In Colorado, the move to later start times has been relatively slow. Until March, when both the Cherry Creek and Greeley-Evans school boards voted on the schedule changes, only a few smaller districts had made the switch. They include Montezuma-Cortez in southwest Colorado and Harrison in Colorado Springs.

Both Denver Public Schools and Boulder Valley considered later high school start times in the last couple years, but ultimately shelved the idea. Boulder Valley officials said the prospect of increased transportation costs was one of the reasons they didn’t move forward.

In Denver, which currently doesn’t provide district busing to most high school students, administrators expressed concern about complicated transportation logistics, after-school sports schedules and conflicts for students with after-school jobs.

Cherry Creek officials say the change in start times this coming year won’t cost the district more money.

In both Cherry Creek, the state’s fourth-largest district, and Greeley-Evans, the 13th largest, high school start times will shift 45 minutes to an hour later this year. In Cherry Creek, high schools will start at 8:20 a.m. and middle schools will start at 8:50 a.m., and in Greeley-Evans, high schools will start at 8 a.m. and middle schools will start at 8:30 a.m.

Other changes in Greeley-Evans include greater walk distances for students at all levels. That means high-schoolers won’t qualify for busing unless they live more than three miles from school, middle-schoolers won’t qualify unless they live more than two miles from school, and elementary kids won’t qualify unless they live more than 1.5 miles from school.

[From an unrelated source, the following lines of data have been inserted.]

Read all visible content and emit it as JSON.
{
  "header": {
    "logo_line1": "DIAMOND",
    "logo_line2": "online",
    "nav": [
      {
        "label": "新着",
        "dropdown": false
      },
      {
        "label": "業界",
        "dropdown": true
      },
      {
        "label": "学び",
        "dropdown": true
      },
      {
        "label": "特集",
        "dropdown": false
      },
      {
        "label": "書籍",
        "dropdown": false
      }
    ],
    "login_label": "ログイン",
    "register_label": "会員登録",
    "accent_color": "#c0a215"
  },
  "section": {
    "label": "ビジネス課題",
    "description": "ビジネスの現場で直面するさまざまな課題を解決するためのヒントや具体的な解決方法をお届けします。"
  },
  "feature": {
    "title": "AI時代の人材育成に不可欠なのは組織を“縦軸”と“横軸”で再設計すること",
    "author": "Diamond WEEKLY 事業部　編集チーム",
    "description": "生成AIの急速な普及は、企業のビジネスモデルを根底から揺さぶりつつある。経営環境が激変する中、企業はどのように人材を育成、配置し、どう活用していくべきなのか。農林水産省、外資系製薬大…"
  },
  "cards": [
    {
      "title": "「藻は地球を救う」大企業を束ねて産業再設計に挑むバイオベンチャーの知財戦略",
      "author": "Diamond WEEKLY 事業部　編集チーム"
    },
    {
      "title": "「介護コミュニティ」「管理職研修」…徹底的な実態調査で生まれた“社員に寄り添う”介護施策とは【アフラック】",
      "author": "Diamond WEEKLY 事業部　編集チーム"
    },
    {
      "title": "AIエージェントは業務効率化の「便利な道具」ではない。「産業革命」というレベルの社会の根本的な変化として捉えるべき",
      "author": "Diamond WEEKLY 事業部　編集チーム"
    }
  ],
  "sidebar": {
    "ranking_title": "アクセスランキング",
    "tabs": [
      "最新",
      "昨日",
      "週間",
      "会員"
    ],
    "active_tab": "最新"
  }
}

Myers said the new start times haven’t caused much consternation among parents.

“It’s more the transportation issue (that’s) causing some angst for some of our families,” she said. “We’re really going to watch and see how this impacts attendance and tardiness at our schools.”